_About this task_
Set down the complete data exactly as it appears below.

_Source information_
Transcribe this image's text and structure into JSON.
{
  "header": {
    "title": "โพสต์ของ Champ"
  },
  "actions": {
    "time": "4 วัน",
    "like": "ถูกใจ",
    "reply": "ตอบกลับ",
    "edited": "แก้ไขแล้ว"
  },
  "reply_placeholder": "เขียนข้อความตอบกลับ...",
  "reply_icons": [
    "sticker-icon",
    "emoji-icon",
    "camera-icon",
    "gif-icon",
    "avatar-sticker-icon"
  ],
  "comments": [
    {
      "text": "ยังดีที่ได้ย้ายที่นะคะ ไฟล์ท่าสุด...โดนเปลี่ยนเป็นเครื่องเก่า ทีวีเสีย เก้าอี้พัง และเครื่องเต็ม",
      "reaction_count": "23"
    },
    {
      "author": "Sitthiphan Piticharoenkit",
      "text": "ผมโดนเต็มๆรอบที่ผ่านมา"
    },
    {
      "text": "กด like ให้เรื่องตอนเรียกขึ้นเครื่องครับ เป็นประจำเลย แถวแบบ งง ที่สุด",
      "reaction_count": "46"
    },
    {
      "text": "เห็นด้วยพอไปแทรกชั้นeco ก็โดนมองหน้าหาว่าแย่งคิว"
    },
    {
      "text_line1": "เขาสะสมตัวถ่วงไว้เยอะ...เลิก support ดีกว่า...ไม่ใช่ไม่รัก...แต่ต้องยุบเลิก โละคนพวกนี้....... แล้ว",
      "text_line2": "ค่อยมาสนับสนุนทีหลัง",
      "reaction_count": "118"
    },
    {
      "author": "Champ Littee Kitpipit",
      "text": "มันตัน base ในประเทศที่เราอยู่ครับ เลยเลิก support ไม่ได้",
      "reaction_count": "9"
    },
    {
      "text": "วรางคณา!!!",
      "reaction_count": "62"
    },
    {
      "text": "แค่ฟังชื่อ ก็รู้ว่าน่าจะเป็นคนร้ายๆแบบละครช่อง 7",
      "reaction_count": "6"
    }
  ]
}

_Reply_
Transcribe this image's text and structure into JSON.
{
  "header": {
    "title": "โพสต์ของ Champ"
  },
  "actions": {
    "time": "4 วัน",
    "like": "ถูกใจ",
    "reply": "ตอบกลับ",
    "edited": "แก้ไขแล้ว"
  },
  "reply_placeholder": "เขียนข้อความตอบกลับ...",
  "reply_icons": [
    "sticker-icon",
    "emoji-icon",
    "camera-icon",
    "gif-icon",
    "avatar-sticker-icon"
  ],
  "comments": [
    {
      "text": "ยังดีที่ได้ย้ายที่นะคะ ไฟล์ท่าสุด...โดนเปลี่ยนเป็นเครื่องเก่า ทีวีเสีย เก้าอี้พัง และเครื่องเต็ม",
      "reaction_count": "23"
    },
    {
      "author": "Sitthiphan Piticharoenkit",
      "text": "ผมโดนเต็มๆรอบที่ผ่านมา"
    },
    {
      "text": "กด like ให้เรื่องตอนเรียกขึ้นเครื่องครับ เป็นประจำเลย แถวแบบ งง ที่สุด",
      "reaction_count": "46"
    },
    {
      "text": "เห็นด้วยพอไปแทรกชั้นeco ก็โดนมองหน้าหาว่าแย่งคิว"
    },
    {
      "text_line1": "เขาสะสมตัวถ่วงไว้เยอะ...เลิก support ดีกว่า...ไม่ใช่ไม่รัก...แต่ต้องยุบเลิก โละคนพวกนี้....... แล้ว",
      "text_line2": "ค่อยมาสนับสนุนทีหลัง",
      "reaction_count": "118"
    },
    {
      "author": "Champ Littee Kitpipit",
      "text": "มันตัน base ในประเทศที่เราอยู่ครับ เลยเลิก support ไม่ได้",
      "reaction_count": "9"
    },
    {
      "text": "วรางคณา!!!",
      "reaction_count": "62"
    },
    {
      "text": "แค่ฟังชื่อ ก็รู้ว่าน่าจะเป็นคนร้ายๆแบบละครช่อง 7",
      "reaction_count": "6"
    }
  ]
}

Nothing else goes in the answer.